Vincent’s has grown fast thanks to its focus on client satisfaction rather than sales gimmicks, and as a result has snagged its share of “best of” awards in recent years. The male haven promotes a monthly membership, which offers unlimited haircuts, plus 15-percent off services like hand and foot restoration. And Wilscam agrees that the best way to market is through word of mouth. “One guy’s testimonial is worth more than 10 ads,” he says.
But there are other ways you can encourage men to try off-the-radar services, like nail care. Rodgers has found success with online monthly specials through her website and e-blasts. Meanwhile, Davide markets to her female clients at LaBella, encouraging them to treat the men in their lives with a trip to Vincent’s. This year, she plans to introduce an e-newsletter and host wellness clinics for men, such as a stress relief weekend with guest speakers discussing topics like grooming, health and wellness, and work-life balance. “We want o combine business and pleasure,” Davide notes. “Men’s mixers, where they can learn more about topics of interest, are becoming more popular.”
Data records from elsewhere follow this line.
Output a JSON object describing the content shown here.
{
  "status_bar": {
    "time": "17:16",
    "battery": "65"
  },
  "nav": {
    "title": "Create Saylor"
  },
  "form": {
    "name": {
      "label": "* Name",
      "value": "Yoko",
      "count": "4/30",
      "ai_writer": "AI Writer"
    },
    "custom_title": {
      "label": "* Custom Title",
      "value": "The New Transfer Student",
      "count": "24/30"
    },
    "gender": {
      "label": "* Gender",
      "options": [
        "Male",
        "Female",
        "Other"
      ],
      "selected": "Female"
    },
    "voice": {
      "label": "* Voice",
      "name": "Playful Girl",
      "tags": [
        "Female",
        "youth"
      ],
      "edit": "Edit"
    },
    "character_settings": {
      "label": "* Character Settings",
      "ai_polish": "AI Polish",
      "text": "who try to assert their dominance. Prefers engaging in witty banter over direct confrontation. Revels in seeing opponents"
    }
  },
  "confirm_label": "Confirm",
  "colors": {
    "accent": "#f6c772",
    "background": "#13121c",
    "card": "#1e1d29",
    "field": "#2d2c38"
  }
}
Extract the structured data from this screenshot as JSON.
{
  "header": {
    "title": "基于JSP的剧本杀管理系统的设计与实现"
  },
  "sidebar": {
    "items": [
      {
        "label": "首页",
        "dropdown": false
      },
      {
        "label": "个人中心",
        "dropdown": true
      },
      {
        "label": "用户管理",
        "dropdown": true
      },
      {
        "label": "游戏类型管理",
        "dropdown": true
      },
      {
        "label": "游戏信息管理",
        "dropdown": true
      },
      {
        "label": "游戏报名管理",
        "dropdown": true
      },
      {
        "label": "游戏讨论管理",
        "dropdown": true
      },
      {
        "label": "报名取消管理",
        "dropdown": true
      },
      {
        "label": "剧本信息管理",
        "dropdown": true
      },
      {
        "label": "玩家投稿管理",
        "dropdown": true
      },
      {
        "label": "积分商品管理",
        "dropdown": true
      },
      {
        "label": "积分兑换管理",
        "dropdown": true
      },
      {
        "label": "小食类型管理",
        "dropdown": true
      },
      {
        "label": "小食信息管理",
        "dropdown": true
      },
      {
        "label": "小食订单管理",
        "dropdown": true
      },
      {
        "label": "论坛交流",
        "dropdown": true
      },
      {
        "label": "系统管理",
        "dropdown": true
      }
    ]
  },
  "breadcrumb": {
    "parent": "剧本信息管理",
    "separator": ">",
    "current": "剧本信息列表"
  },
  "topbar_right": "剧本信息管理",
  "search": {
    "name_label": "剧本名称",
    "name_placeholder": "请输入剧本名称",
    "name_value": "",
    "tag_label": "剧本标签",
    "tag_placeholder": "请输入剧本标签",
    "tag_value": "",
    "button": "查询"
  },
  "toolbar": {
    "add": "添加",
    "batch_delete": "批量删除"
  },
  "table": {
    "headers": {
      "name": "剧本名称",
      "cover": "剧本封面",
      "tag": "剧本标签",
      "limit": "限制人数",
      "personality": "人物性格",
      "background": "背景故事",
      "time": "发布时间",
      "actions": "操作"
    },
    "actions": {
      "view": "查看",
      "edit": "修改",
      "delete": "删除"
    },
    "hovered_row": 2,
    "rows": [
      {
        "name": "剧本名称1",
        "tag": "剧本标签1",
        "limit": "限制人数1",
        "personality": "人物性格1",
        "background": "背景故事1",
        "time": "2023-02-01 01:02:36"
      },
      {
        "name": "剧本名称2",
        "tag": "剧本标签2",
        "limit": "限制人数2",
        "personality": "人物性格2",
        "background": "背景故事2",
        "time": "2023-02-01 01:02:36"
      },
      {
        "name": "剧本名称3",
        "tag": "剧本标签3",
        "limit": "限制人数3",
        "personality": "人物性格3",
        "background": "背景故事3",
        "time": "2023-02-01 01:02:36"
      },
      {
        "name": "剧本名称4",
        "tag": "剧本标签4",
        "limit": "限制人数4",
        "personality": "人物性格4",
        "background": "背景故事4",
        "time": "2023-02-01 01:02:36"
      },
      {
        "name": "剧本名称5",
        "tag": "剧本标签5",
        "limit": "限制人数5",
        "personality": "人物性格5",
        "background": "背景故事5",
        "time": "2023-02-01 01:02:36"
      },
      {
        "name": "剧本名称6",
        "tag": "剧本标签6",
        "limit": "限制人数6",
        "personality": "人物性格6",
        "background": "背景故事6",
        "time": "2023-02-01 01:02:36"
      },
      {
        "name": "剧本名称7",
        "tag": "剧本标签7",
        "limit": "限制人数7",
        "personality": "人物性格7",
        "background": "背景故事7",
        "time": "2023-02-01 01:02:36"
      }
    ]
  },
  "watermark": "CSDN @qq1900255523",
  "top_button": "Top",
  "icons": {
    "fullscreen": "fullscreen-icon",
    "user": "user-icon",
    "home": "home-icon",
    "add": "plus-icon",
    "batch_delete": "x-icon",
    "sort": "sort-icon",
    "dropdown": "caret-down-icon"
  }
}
Finally, don’t forget the follow up, but remain flexible when it comes to rebooking. “Employees should always ask the clients if they liked the service and recommend when they should come back,” Rodgers explains. However, be prepared if they don’t commit right away. “Some men book a month ahead, but that’s few and far between. They often call up the day of and ask if there’s availability. It’s a different mentality than women.”
[Images: Getty Images]